I expected Saigon to be a small city, dusty and provincial, the impression I got from watching ?the Amazing Race?. However, when I arrived, it was totally not what I expected. The city was big and drenched in bright lights. Decorative lights were put on city streets for the Chinese New Year, but left for other holidays, if not for the rest of the year per our guide. We arrived late in the evening, so for dinner I settled for a Banh Mi (Vietnamese sandwich) that was delivered to our hotel. That simple Vietnamese sandwich tasted so good, different from the Vietnamese sandwiches I had in California that it made me say, "I'm in Vietnam, indeed!"

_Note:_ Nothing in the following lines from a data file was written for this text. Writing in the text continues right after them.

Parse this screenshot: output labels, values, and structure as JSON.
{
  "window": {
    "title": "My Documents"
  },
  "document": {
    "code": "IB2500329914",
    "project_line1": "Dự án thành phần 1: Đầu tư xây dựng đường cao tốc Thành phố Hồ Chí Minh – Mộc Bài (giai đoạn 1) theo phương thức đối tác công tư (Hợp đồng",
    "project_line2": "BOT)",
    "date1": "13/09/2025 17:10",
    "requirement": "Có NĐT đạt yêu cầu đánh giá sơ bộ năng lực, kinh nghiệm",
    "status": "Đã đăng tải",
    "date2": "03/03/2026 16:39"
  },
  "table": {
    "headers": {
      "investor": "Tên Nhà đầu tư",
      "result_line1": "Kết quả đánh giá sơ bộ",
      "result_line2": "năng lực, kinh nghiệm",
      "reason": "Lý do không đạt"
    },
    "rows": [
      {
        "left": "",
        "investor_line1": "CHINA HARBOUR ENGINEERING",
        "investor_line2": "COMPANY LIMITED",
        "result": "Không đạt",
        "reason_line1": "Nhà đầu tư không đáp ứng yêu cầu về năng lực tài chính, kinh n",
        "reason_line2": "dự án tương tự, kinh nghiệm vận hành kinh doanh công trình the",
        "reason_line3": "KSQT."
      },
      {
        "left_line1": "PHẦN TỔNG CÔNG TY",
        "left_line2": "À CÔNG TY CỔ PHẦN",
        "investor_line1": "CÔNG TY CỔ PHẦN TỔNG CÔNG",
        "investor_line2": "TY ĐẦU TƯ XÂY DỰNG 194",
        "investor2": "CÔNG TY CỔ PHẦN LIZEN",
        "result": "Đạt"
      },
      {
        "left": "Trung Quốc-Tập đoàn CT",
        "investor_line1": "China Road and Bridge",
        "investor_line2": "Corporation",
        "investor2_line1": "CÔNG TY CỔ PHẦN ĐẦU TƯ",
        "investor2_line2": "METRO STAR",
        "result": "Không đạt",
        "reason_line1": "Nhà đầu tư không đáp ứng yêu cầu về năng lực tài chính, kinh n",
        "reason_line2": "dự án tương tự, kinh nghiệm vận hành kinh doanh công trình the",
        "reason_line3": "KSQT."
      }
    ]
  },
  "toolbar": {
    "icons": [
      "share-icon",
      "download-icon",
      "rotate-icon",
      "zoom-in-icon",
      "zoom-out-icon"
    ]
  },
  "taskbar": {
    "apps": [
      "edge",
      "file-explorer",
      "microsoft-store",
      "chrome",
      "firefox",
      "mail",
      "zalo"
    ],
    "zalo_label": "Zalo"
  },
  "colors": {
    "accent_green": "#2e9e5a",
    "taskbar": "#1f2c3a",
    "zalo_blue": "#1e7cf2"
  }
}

The exit from the very narrow tunnelThe following morning, I joined the half-day tour of Cu Chi Tunnel, a war memorial park. It was about forty-five minutes drive from the city of Saigon. After watching the documentary about the 120 kilometers of a complex network of tunnels used by the Viet Cong during the Vietnam war, I sort of envisioned Cu Chi to be a not-so-pleasant place to visit. However, the War Memorial Park was a well-organized tourist attraction, complete with cottages used for informational talk before the actual tour. A park official showed us the different types of booby traps and demonstrated their mechanism. The gun fires from the firing range seemed to provide the sound effect to the display of weaponry (M16 rifle, AK-47 and M60). I thought we would be crawling a long tunnel so I came prepared with mosquito repellant and bottled water, but we were just shown the hidden entrances to the tunnels used by the Viet Cong soldiers as hiding spots, communications and supply routes, food and weapon storage, and living quarters. Tourists were given the option to experience crawling a very small portion of the very narrow tunnel. The graphic display of how a soldier could be trapped in the tunnel with no escape and stare at a weapon being pointed at him/her, made m...